--- Records to process Enclosed Below ---
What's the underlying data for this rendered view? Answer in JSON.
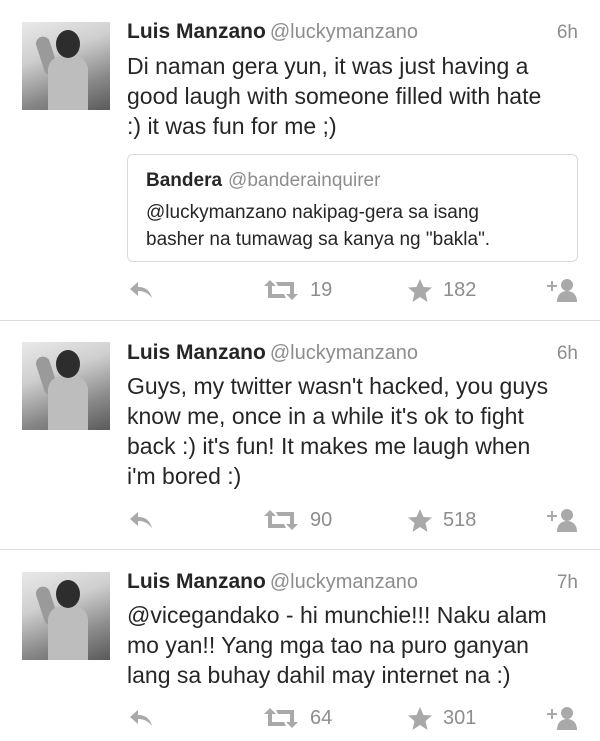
{
  "tweets": [
    {
      "name": "Luis Manzano",
      "handle": "@luckymanzano",
      "time": "6h",
      "lines": [
        "Di naman gera yun, it was just having a",
        "good laugh with someone filled with hate",
        ":) it was fun for me ;)"
      ],
      "quote": {
        "name": "Bandera",
        "handle": "@banderainquirer",
        "lines": [
          "@luckymanzano nakipag-gera sa isang",
          "basher na tumawag sa kanya ng \"bakla\"."
        ]
      },
      "retweets": "19",
      "favorites": "182"
    },
    {
      "name": "Luis Manzano",
      "handle": "@luckymanzano",
      "time": "6h",
      "lines": [
        "Guys, my twitter wasn't hacked, you guys",
        "know me, once in a while it's ok to fight",
        "back :) it's fun! It makes me laugh when",
        "i'm bored :)"
      ],
      "retweets": "90",
      "favorites": "518"
    },
    {
      "name": "Luis Manzano",
      "handle": "@luckymanzano",
      "time": "7h",
      "lines": [
        "@vicegandako - hi munchie!!! Naku alam",
        "mo yan!! Yang mga tao na puro ganyan",
        "lang sa buhay dahil may internet na :)"
      ],
      "retweets": "64",
      "favorites": "301"
    }
  ],
  "icons": {
    "reply": "reply-arrow-icon",
    "retweet": "retweet-icon",
    "favorite": "star-icon",
    "follow": "add-user-icon"
  },
  "colors": {
    "icon_gray": "#a9a9a9",
    "meta_gray": "#8d8d8d",
    "text": "#262626",
    "divider": "#dcdcdc"
  }
}
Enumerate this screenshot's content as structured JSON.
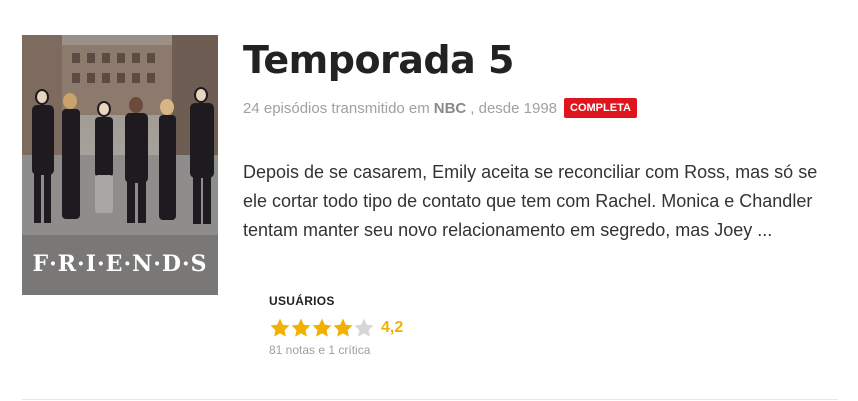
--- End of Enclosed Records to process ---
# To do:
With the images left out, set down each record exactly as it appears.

# Exercise response:
What's the underlying data for this rendered view? Answer in JSON.
{
  "tweets": [
    {
      "name": "Luis Manzano",
      "handle": "@luckymanzano",
      "time": "6h",
      "lines": [
        "Di naman gera yun, it was just having a",
        "good laugh with someone filled with hate",
        ":) it was fun for me ;)"
      ],
      "quote": {
        "name": "Bandera",
        "handle": "@banderainquirer",
        "lines": [
          "@luckymanzano nakipag-gera sa isang",
          "basher na tumawag sa kanya ng \"bakla\"."
        ]
      },
      "retweets": "19",
      "favorites": "182"
    },
    {
      "name": "Luis Manzano",
      "handle": "@luckymanzano",
      "time": "6h",
      "lines": [
        "Guys, my twitter wasn't hacked, you guys",
        "know me, once in a while it's ok to fight",
        "back :) it's fun! It makes me laugh when",
        "i'm bored :)"
      ],
      "retweets": "90",
      "favorites": "518"
    },
    {
      "name": "Luis Manzano",
      "handle": "@luckymanzano",
      "time": "7h",
      "lines": [
        "@vicegandako - hi munchie!!! Naku alam",
        "mo yan!! Yang mga tao na puro ganyan",
        "lang sa buhay dahil may internet na :)"
      ],
      "retweets": "64",
      "favorites": "301"
    }
  ],
  "icons": {
    "reply": "reply-arrow-icon",
    "retweet": "retweet-icon",
    "favorite": "star-icon",
    "follow": "add-user-icon"
  },
  "colors": {
    "icon_gray": "#a9a9a9",
    "meta_gray": "#8d8d8d",
    "text": "#262626",
    "divider": "#dcdcdc"
  }
}
Enumerate this screenshot's content as structured JSON.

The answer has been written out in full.